PROMPT:
This calls for a word-for-word copy of all the data, with each picture removed.

DATA SHOWN:
===

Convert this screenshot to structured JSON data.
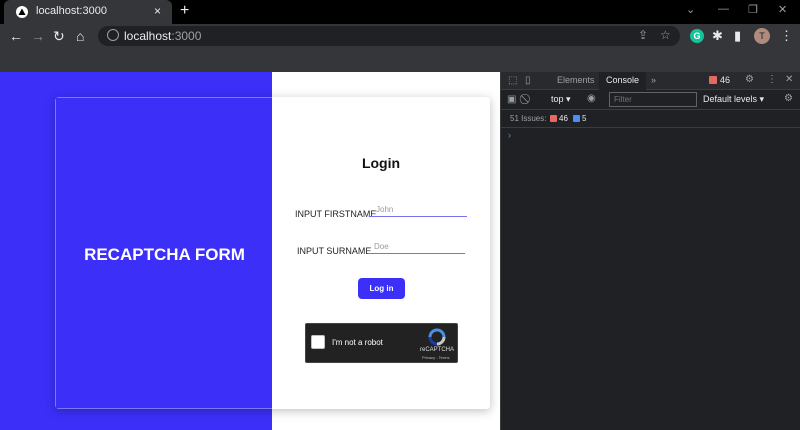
{
  "browser": {
    "tab_title": "localhost:3000",
    "close_glyph": "×",
    "new_tab_glyph": "+",
    "window_controls": [
      "⌄",
      "—",
      "❐",
      "✕"
    ],
    "nav": {
      "back": "←",
      "forward": "→",
      "reload": "↻",
      "home": "⌂"
    },
    "url_host": "localhost",
    "url_port": ":3000",
    "avatar_letter": "T"
  },
  "form": {
    "banner_title": "RECAPTCHA FORM",
    "login_title": "Login",
    "firstname_label": "INPUT FIRSTNAME",
    "firstname_placeholder": "John",
    "surname_label": "INPUT SURNAME",
    "surname_placeholder": "Doe",
    "login_button": "Log in",
    "colors": {
      "accent": "#3b2ff8"
    }
  },
  "recaptcha": {
    "label": "I'm not a robot",
    "brand": "reCAPTCHA",
    "links": "Privacy - Terms"
  },
  "devtools": {
    "tabs": [
      "Elements",
      "Console"
    ],
    "active_tab": "Console",
    "more_tabs": "»",
    "error_count": "46",
    "context": "top ▾",
    "filter_placeholder": "Filter",
    "levels": "Default levels ▾",
    "issues_label": "51 Issues:",
    "issues_errors": "46",
    "issues_info": "5",
    "prompt": "›"
  }
}
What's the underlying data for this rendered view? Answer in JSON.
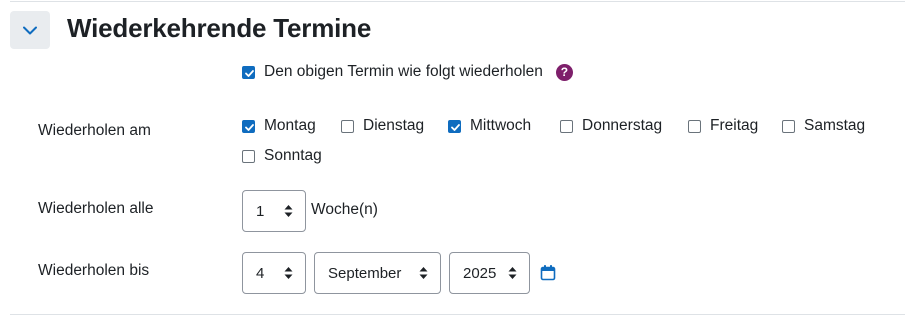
{
  "section": {
    "title": "Wiederkehrende Termine",
    "collapse_icon": "chevron-down-icon"
  },
  "repeat": {
    "label": "Den obigen Termin wie folgt wiederholen",
    "checked": true,
    "help_icon": "?"
  },
  "repeat_on": {
    "label": "Wiederholen am",
    "days": [
      {
        "label": "Montag",
        "checked": true
      },
      {
        "label": "Dienstag",
        "checked": false
      },
      {
        "label": "Mittwoch",
        "checked": true
      },
      {
        "label": "Donnerstag",
        "checked": false
      },
      {
        "label": "Freitag",
        "checked": false
      },
      {
        "label": "Samstag",
        "checked": false
      },
      {
        "label": "Sonntag",
        "checked": false
      }
    ]
  },
  "repeat_every": {
    "label": "Wiederholen alle",
    "value": "1",
    "unit": "Woche(n)"
  },
  "repeat_until": {
    "label": "Wiederholen bis",
    "day": "4",
    "month": "September",
    "year": "2025",
    "calendar_icon": "calendar-icon"
  },
  "colors": {
    "accent": "#0f6cbf",
    "help": "#7e1f6b"
  }
}
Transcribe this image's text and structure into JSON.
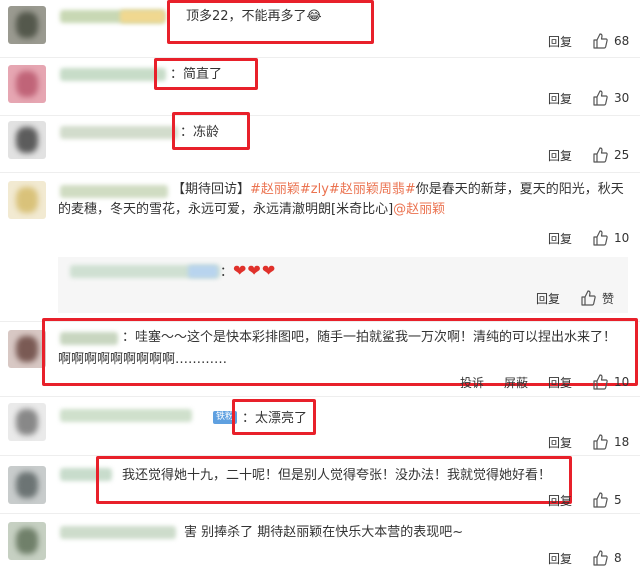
{
  "comments": [
    {
      "text": "顶多22，不能再多了",
      "emoji": "😂",
      "reply": "回复",
      "likes": "68"
    },
    {
      "text": "：简直了",
      "reply": "回复",
      "likes": "30"
    },
    {
      "text": "：冻龄",
      "reply": "回复",
      "likes": "25"
    },
    {
      "text_prefix": "【期待回访】",
      "tags": "#赵丽颖#zly#赵丽颖周翡#",
      "text_rest": "你是春天的新芽，夏天的阳光，秋天的麦穗，冬天的雪花，永远可爱，永远清澈明朗[米奇比心]",
      "mention": "@赵丽颖",
      "reply": "回复",
      "likes": "10",
      "sub_reply": {
        "prefix": "：",
        "hearts": "❤❤❤",
        "reply": "回复",
        "like_label": "赞"
      }
    },
    {
      "text": "：哇塞～～这个是快本彩排图吧，随手一拍就鲨我一万次啊！清纯的可以捏出水来了！",
      "text_line2": "啊啊啊啊啊啊啊啊啊…………",
      "report": "投诉",
      "block": "屏蔽",
      "reply": "回复",
      "likes": "10"
    },
    {
      "badge": "铁粉",
      "text": "：太漂亮了",
      "reply": "回复",
      "likes": "18"
    },
    {
      "text": "我还觉得她十九，二十呢！但是别人觉得夸张！没办法！我就觉得她好看！",
      "reply": "回复",
      "likes": "5"
    },
    {
      "text": "害 别捧杀了 期待赵丽颖在快乐大本营的表现吧~",
      "reply": "回复",
      "likes": "8"
    }
  ],
  "colors": {
    "highlight_box": "#e8202a",
    "topic_tag": "#eb7350",
    "text": "#333333"
  },
  "icons": {
    "like": "thumbs-up-icon"
  }
}
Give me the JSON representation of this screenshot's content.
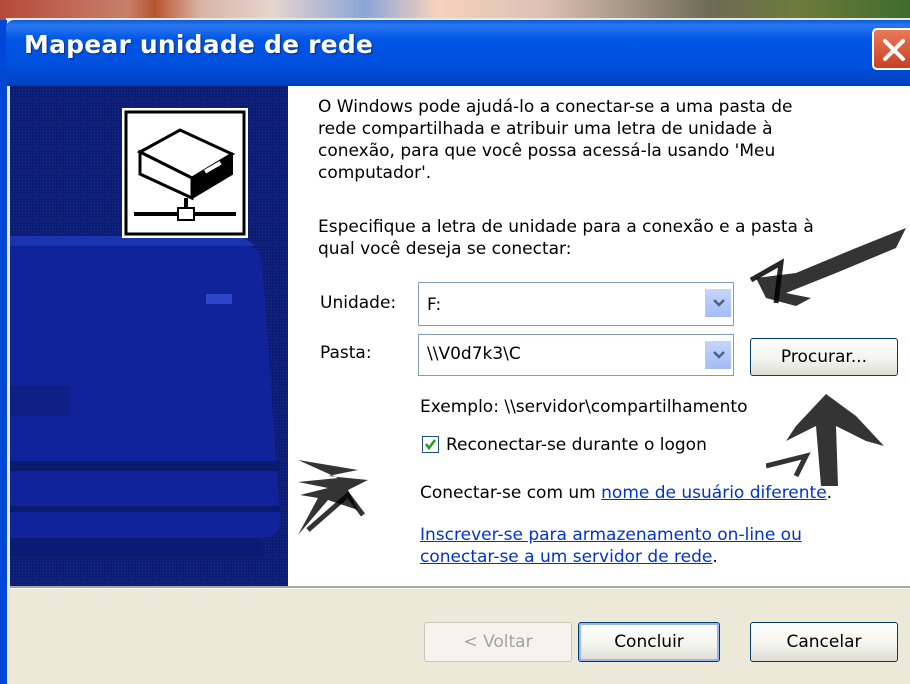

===

TASK RESPONSE:
Convert this screenshot to structured JSON data.
{
  "browser": {
    "tab_title": "localhost:3000",
    "close_glyph": "×",
    "new_tab_glyph": "+",
    "window_controls": [
      "⌄",
      "—",
      "❐",
      "✕"
    ],
    "nav": {
      "back": "←",
      "forward": "→",
      "reload": "↻",
      "home": "⌂"
    },
    "url_host": "localhost",
    "url_port": ":3000",
    "avatar_letter": "T"
  },
  "form": {
    "banner_title": "RECAPTCHA FORM",
    "login_title": "Login",
    "firstname_label": "INPUT FIRSTNAME",
    "firstname_placeholder": "John",
    "surname_label": "INPUT SURNAME",
    "surname_placeholder": "Doe",
    "login_button": "Log in",
    "colors": {
      "accent": "#3b2ff8"
    }
  },
  "recaptcha": {
    "label": "I'm not a robot",
    "brand": "reCAPTCHA",
    "links": "Privacy - Terms"
  },
  "devtools": {
    "tabs": [
      "Elements",
      "Console"
    ],
    "active_tab": "Console",
    "more_tabs": "»",
    "error_count": "46",
    "context": "top ▾",
    "filter_placeholder": "Filter",
    "levels": "Default levels ▾",
    "issues_label": "51 Issues:",
    "issues_errors": "46",
    "issues_info": "5",
    "prompt": "›"
  }
}
What's the underlying data for this rendered view? Answer in JSON.
{
  "section": {
    "title": "Wiederkehrende Termine",
    "collapse_icon": "chevron-down-icon"
  },
  "repeat": {
    "label": "Den obigen Termin wie folgt wiederholen",
    "checked": true,
    "help_icon": "?"
  },
  "repeat_on": {
    "label": "Wiederholen am",
    "days": [
      {
        "label": "Montag",
        "checked": true
      },
      {
        "label": "Dienstag",
        "checked": false
      },
      {
        "label": "Mittwoch",
        "checked": true
      },
      {
        "label": "Donnerstag",
        "checked": false
      },
      {
        "label": "Freitag",
        "checked": false
      },
      {
        "label": "Samstag",
        "checked": false
      },
      {
        "label": "Sonntag",
        "checked": false
      }
    ]
  },
  "repeat_every": {
    "label": "Wiederholen alle",
    "value": "1",
    "unit": "Woche(n)"
  },
  "repeat_until": {
    "label": "Wiederholen bis",
    "day": "4",
    "month": "September",
    "year": "2025",
    "calendar_icon": "calendar-icon"
  },
  "colors": {
    "accent": "#0f6cbf",
    "help": "#7e1f6b"
  }
}
Transcribe this image's text and structure into JSON.
{
  "comments": [
    {
      "text": "顶多22，不能再多了",
      "emoji": "😂",
      "reply": "回复",
      "likes": "68"
    },
    {
      "text": "：简直了",
      "reply": "回复",
      "likes": "30"
    },
    {
      "text": "：冻龄",
      "reply": "回复",
      "likes": "25"
    },
    {
      "text_prefix": "【期待回访】",
      "tags": "#赵丽颖#zly#赵丽颖周翡#",
      "text_rest": "你是春天的新芽，夏天的阳光，秋天的麦穗，冬天的雪花，永远可爱，永远清澈明朗[米奇比心]",
      "mention": "@赵丽颖",
      "reply": "回复",
      "likes": "10",
      "sub_reply": {
        "prefix": "：",
        "hearts": "❤❤❤",
        "reply": "回复",
        "like_label": "赞"
      }
    },
    {
      "text": "：哇塞～～这个是快本彩排图吧，随手一拍就鲨我一万次啊！清纯的可以捏出水来了！",
      "text_line2": "啊啊啊啊啊啊啊啊啊…………",
      "report": "投诉",
      "block": "屏蔽",
      "reply": "回复",
      "likes": "10"
    },
    {
      "badge": "铁粉",
      "text": "：太漂亮了",
      "reply": "回复",
      "likes": "18"
    },
    {
      "text": "我还觉得她十九，二十呢！但是别人觉得夸张！没办法！我就觉得她好看！",
      "reply": "回复",
      "likes": "5"
    },
    {
      "text": "害 别捧杀了 期待赵丽颖在快乐大本营的表现吧~",
      "reply": "回复",
      "likes": "8"
    }
  ],
  "colors": {
    "highlight_box": "#e8202a",
    "topic_tag": "#eb7350",
    "text": "#333333"
  },
  "icons": {
    "like": "thumbs-up-icon"
  }
}
Give me the JSON representation of this screenshot's content.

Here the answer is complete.